I’m linking below a good narrative about GE and its woes written by Joe Nocera in the New York Times. It appeared on today’s issue of the newspaper. This week and the ones leading up to that has been quite a ride for the giant General Electric. With one of the few in the US who’s maintained its triple A credit rating, the company is on the verge of losing that prestige amidst the issues it is facing with its finance arm, GE Capital. Some excerpts from today’s piece:
The company sent out a blast e-mail message Wednesday morning saying it was well positioned to handle whatever the economy might throw at it. It made no difference. Earlier in the week Jeffrey Immelt, the chief executive, released his annual letter to shareholders, pointing out that the company had $18 billion in profit last year. Investors shrugged.
On Thursday morning, the company’s chief financial officer, Keith Sherin, appeared on CNBC, which G.E. conveniently owns, and offered a passionate defense of the company. “We have an incredibly strong liquidity position,” Mr. Sherin said. “We don’t need more capital,” he insisted. “On a tangible common equity basis, we are fine. Our tangible common equity for GE Capital is higher than any of the big banks.”
“The last time G.E. cut its dividend was during the Great Depression,” [Jerry Useem] pointed out. He was quiet for a minute. Then he added, “If G.E. is in trouble, God help us all.”

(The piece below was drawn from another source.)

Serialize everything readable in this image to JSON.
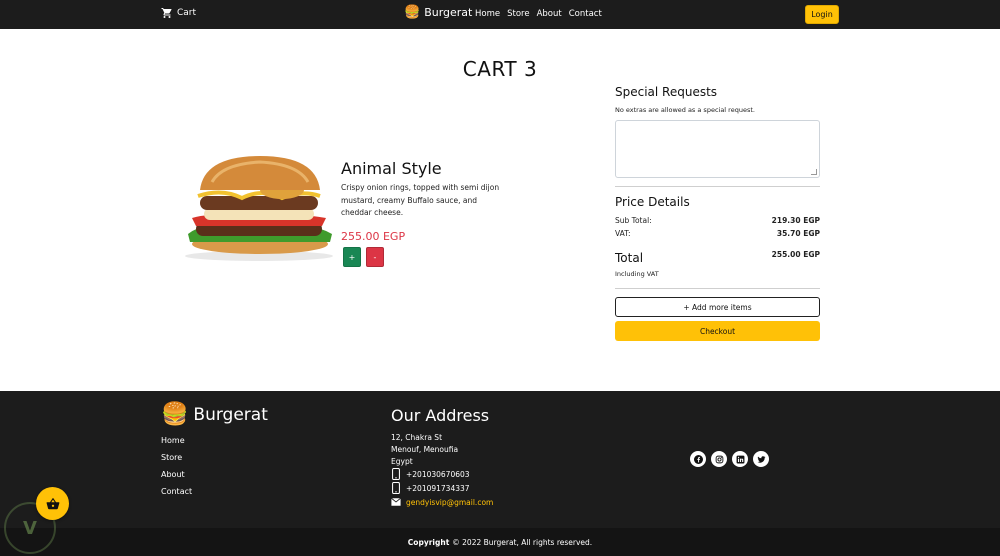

In truth, G.E. delivered on its earnings estimates because of GE Capital, which often sold assets at the end of the quarter to make up for any shortfall.
Read the whole piece here.